There is a convincing exigency to the rising tension of White Rocket’s “Mutatis Mutandis” that is refreshing. The pounding heave of Greg Felton’s piano, the oblique perplexity of Jacob Wick’s trumpet, and the sturdy pummel of Sean Carpio’s drums threaten to undo everything you thought you knew about jazz music. The song leaves in a murmur, but its memory is haunting.
In 2005, Dublin natives Felton and Carpio met inhuman New York trumpeter Jacob Wick at the Banff Centre for Jazz and Creative Music. After discovering a shared love for everything from Meshuggah to Nick Drake to Hindemith, they decided to form a trio.

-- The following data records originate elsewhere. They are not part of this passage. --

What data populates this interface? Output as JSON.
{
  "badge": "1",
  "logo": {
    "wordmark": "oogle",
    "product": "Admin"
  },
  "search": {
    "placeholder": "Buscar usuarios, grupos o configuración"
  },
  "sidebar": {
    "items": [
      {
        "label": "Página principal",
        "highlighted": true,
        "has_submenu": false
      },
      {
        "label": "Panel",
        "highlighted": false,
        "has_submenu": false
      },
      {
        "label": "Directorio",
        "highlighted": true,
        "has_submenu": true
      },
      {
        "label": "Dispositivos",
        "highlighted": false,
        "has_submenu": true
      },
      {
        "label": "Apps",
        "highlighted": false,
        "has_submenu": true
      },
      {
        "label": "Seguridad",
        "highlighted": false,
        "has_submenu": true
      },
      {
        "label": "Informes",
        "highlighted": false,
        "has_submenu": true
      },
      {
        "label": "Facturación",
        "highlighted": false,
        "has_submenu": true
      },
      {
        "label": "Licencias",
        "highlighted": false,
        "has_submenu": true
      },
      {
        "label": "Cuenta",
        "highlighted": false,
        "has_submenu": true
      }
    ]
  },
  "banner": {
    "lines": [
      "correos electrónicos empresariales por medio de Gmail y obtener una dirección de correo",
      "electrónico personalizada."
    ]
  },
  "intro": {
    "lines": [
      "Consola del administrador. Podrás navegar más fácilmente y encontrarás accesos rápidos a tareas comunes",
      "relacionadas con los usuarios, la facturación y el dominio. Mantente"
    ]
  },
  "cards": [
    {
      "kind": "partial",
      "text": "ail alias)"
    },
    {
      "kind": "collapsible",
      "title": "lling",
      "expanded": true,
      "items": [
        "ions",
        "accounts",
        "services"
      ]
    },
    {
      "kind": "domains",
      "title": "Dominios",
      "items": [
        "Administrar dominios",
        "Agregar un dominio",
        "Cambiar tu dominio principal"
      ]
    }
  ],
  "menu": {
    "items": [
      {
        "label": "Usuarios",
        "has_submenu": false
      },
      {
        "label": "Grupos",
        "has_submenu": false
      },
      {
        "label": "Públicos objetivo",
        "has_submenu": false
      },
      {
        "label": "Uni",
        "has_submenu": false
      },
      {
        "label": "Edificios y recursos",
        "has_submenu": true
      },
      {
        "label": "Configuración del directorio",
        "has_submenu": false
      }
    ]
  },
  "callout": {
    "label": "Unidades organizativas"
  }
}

The courageous, witty White Rocket is that trio and their self-titled debut is an enduring glimpse at their convergence of musical universes. Like spiraling stars, the music unfolds in composite patterns infused with sheen, exquisiteness, and splendid architectural luxury.

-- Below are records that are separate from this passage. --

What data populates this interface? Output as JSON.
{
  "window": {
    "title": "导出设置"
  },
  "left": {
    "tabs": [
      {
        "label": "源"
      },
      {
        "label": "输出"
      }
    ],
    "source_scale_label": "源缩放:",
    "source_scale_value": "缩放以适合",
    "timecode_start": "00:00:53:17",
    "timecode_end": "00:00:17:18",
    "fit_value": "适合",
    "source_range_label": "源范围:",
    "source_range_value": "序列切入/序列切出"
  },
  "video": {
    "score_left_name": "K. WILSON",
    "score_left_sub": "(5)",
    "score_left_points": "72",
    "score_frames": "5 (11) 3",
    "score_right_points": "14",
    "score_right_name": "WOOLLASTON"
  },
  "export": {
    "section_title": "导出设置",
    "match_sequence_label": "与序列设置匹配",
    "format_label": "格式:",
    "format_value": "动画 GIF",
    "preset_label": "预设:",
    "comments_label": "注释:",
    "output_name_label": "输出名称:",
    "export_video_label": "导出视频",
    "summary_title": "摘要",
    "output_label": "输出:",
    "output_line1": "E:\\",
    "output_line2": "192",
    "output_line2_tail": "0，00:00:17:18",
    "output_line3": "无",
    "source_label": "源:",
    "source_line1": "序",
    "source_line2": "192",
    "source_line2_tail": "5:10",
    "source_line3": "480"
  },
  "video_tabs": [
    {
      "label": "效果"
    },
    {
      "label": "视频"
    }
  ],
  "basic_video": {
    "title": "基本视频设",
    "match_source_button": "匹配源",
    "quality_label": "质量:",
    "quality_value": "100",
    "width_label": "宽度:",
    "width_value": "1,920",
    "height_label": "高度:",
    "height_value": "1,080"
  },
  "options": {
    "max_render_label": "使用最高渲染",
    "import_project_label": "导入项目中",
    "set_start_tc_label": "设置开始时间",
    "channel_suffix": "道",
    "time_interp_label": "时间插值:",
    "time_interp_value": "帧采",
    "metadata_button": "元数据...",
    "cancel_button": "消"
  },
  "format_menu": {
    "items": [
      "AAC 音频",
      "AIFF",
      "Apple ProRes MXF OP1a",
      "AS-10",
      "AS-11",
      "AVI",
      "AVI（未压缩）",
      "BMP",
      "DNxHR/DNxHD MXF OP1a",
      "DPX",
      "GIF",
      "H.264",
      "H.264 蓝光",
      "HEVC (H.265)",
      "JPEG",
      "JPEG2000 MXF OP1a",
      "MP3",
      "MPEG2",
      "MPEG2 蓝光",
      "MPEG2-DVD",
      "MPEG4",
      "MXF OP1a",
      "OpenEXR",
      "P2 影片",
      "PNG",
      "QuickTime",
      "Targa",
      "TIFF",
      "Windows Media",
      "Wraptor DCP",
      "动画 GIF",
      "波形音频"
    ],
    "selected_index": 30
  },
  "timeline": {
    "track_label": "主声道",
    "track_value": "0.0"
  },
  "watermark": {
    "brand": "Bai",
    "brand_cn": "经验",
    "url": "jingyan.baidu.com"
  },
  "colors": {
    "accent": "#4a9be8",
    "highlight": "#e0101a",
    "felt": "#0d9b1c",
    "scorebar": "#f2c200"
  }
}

In many ways, Felton, Carpio, and Wick needed to unshackle themselves from the traditional standards of music. White Rocket took the tart cries from Wick’s trumpet, the sound giftedness of Felton’s internationally-trained piano, and the spirit of Carpio’s New Park Music School flair for percussion and came up with a pure and bold musical brew.
After the evocative notes of “Mutatis Mutandis” fade away, White Rocket takes things in a slightly more traditional direction with the rise of the Felton-arranged “His Story.” The instruments call sensitively and gradually before venturing into a distinctive jazz lounge step. Despite the familiarity, an undercurrent of risk runs beneath, creating a sense of adventure.

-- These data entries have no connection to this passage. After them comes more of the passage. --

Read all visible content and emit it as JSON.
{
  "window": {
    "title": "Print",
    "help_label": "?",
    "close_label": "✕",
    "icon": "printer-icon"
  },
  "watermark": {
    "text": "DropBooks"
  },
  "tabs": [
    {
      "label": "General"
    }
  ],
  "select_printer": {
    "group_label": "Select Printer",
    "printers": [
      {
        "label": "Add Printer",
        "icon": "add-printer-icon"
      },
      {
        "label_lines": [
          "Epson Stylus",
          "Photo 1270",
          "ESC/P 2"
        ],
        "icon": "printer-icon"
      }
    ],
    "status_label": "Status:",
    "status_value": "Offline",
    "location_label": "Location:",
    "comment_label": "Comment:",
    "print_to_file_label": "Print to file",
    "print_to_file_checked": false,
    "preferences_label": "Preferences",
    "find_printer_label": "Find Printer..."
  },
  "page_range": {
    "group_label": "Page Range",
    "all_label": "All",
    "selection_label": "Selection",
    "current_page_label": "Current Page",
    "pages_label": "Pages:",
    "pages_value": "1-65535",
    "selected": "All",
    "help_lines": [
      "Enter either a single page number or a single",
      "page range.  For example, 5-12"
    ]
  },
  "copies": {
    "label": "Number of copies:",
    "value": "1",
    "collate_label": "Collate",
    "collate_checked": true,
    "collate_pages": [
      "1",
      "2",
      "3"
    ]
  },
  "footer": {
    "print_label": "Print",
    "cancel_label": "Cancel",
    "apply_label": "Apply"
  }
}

The solitary trumpet to introduce “Lonely Toad” is thoughtfully apt, invoking images of the titular creature calling out to a mate or perhaps a comrade. Felton’s piano delicately adds accompaniment, easing into the tune like another creature discovering our disconsolate toad. Carpio lightly touches the percussion, passing through like a pleasant waft through the reeds.
It is this ability to create scenery, both affectionate and awkward, that makes White Rocket such a treat.
Close your eyes when you listen to “Susan Styra.” Who (or what) is the title character? As the piano bounces around and the drums crash unevenly, it’s hard to resist forming a mental image. The song’s near-silence faintly before the halfway point argues for a breath or two, but the cheerful pace found in several minutes of Carpio’s vivacious drum solo will have you gasping for air.
With every dip and dive of this record, White Rocket revels in the freedom to take risks. The music is brave, gripping, reviving, and craftily fun. Felton, Carpio, and Wick have developed an exciting gathering of music that deserves several repeat spins.